A dark teenage comedy-drama series soundtracked by the introverted guitarist from one of the most famous bands from the 90s on paper is a match made in heaven. In reality, it’s not far off that, with Graham Coxon providing a fiercely clever and engaging tribute to hit series The End of the F***ing World. Context, as I have noted before, can be vital to appreciating and understanding an album, but with a soundtrack and score it is near integral. Sure, even if you haven’t watched the series you will enjoy this release from Coxon, but I recommend you watch the series first.
SPOILER ALERT: Please jump to the next paragraph if you want to avoid all spoilers, but this short overview of the series will be a useful reference point. The series follows two outcast teenagers from the South of England, James and Alyssa, who both have serious faults and issues that haunt their lives. James, a self-diagnosed psychopath, has a troubling past who kills animals for entertainment with a dangerous intention and desire involving Alyssa, whilst Alyssa’s home life is awkward, disturbing and in places vulgar. The two set out on a mission to flee their homes and run away together. Getting themselves into various incriminating situations, the two find comfort and frustration in each other, finally realising that all they believe they truly need is each-other.
Coxon’s role is to document and compliment this romance that flirts and indulges in risk, crime and danger whilst maintaining a charming youthfulness that the central characters present. In the series, we are first introduced to Coxon’s accompaniment around four minutes into the first episode when Alyssa purposely smashes her phone in the school canteen. As she gets up to walk over to James for the first time, Angry Me is played, mimicking her emotion and action. Whilst the lyrics here, as throughout the soundtrack, are simplistic and straightforward, they nonetheless represent the characters so well. They’re both slightly strange but to the point, as are James and Alyssa in the series.
We are reintroduced to Coxon in the second episode with a snippet of Walking All Day. The sepia-soaked track has a warm campfire feel with a nostalgic sing-along melody and tambourine. The additional slide guitar, whispering and female harmony only adds to this sense of juvenile fun whilst the lyrics add a sense of teenage rebellion and perspective, “Talk to me / It’s so crappy / Ignore me, I’m being sappy, over me.” Structurally simplistic and rarely deviating from three chords, Coxon proves that sometimes stripping back to basics is all that is needed for an amusing and catchy track.
As the soundtrack progresses the musicality develops in complexity, moving away from the softer and more innocent feel of the earlier tracks.
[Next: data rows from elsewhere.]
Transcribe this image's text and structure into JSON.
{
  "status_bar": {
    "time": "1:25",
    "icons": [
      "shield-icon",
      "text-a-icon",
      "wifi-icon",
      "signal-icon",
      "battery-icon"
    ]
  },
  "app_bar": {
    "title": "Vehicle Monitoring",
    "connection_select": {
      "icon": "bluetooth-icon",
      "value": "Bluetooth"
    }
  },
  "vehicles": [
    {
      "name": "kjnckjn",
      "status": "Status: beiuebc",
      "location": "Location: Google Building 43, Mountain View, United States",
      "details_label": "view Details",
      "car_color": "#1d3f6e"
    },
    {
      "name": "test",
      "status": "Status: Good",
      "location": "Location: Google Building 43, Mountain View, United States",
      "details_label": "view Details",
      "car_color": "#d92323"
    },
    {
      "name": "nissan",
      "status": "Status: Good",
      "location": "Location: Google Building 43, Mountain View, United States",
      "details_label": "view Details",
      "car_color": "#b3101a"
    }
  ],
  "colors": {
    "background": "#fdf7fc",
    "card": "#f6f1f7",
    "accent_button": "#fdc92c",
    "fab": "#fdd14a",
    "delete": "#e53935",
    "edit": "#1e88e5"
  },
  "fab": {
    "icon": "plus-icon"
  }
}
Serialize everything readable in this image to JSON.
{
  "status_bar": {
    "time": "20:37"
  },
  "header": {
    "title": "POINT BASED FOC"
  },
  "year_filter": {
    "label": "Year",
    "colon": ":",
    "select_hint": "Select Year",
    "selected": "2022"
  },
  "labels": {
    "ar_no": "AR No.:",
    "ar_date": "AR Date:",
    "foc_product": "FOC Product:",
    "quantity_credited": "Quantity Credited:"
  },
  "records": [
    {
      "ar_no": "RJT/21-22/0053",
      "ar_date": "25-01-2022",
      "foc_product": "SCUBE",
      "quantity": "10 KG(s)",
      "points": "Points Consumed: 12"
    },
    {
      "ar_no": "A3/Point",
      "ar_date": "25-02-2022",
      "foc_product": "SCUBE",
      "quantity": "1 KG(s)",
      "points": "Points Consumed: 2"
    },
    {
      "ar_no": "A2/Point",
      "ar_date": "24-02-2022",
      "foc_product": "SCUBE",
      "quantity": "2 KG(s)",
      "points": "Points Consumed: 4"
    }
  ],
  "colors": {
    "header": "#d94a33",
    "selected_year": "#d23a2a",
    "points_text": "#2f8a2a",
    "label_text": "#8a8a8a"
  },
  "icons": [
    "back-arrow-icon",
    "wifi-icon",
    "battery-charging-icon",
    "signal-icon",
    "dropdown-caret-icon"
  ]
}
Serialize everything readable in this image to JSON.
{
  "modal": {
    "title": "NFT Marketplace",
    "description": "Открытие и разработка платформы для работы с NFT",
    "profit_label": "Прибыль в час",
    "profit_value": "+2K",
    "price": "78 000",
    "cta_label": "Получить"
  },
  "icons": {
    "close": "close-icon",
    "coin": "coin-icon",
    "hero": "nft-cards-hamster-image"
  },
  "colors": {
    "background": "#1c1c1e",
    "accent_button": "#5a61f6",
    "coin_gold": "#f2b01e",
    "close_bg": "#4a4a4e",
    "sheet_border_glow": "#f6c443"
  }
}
Whilst Walking All Day and Angry Me may carry dark undertones, they retain a charming immaturity, whilst musical depth begins to reveal itself on Bus Stop. Flanged guitar, thunderous electric arpeggios and sustained instrumentals encourage a real tension, complimenting the lyricism of “walk a fine line, don’t follow me, don’t talk to me”. On The Prowl is another gleaming example of the albums development with an Iggy Pop inspired vocal lacing on top of overdriven guitar in a punk-esque manner, deviating entirely from the earlier tracks.
Instrumentals add another layer to the soundtrack and are executed brilliantly. Whilst these serve greater purpose in the series itself, they nonetheless retain importance in the soundtrack, adding character and variation. A-typical of a Coxon album, Flashback, The Beach and The Snare reveal his ability to convert stories and scenes into vivid, imaginative and sincere compositions, whilst not deploying traditional soundtrack instrumentations. Continuing to use predominantly guitar, bass and drums, Coxon is clearly not presenting himself as the next Zimmer or Williams, nor should he; by sticking to what he knows best the finish is pleasing enough, playing it safe here remains exciting.
Despite being his first soundtrack, Coxon comes forward with a release so confident and well executed it could be his tenth. Deploying all of his experience and knowledge from his time with Blur and from his solo work, he creates an honest and wholesome partner for the series with standalone tracks and moments that even if divorced from the series are notably superb. This album is diverse in influences, with elements of Mexican (Lucifer’s Behind Me), punk and folk sounds, yet it somehow magnificently stays unified as a gorgeously rich piece, ensuring both continuity throughout the album and first-rate reflections of the series.
Picks:Lucifer’s Behind Me, There’s Something In The Way That You Cry, Bus Stop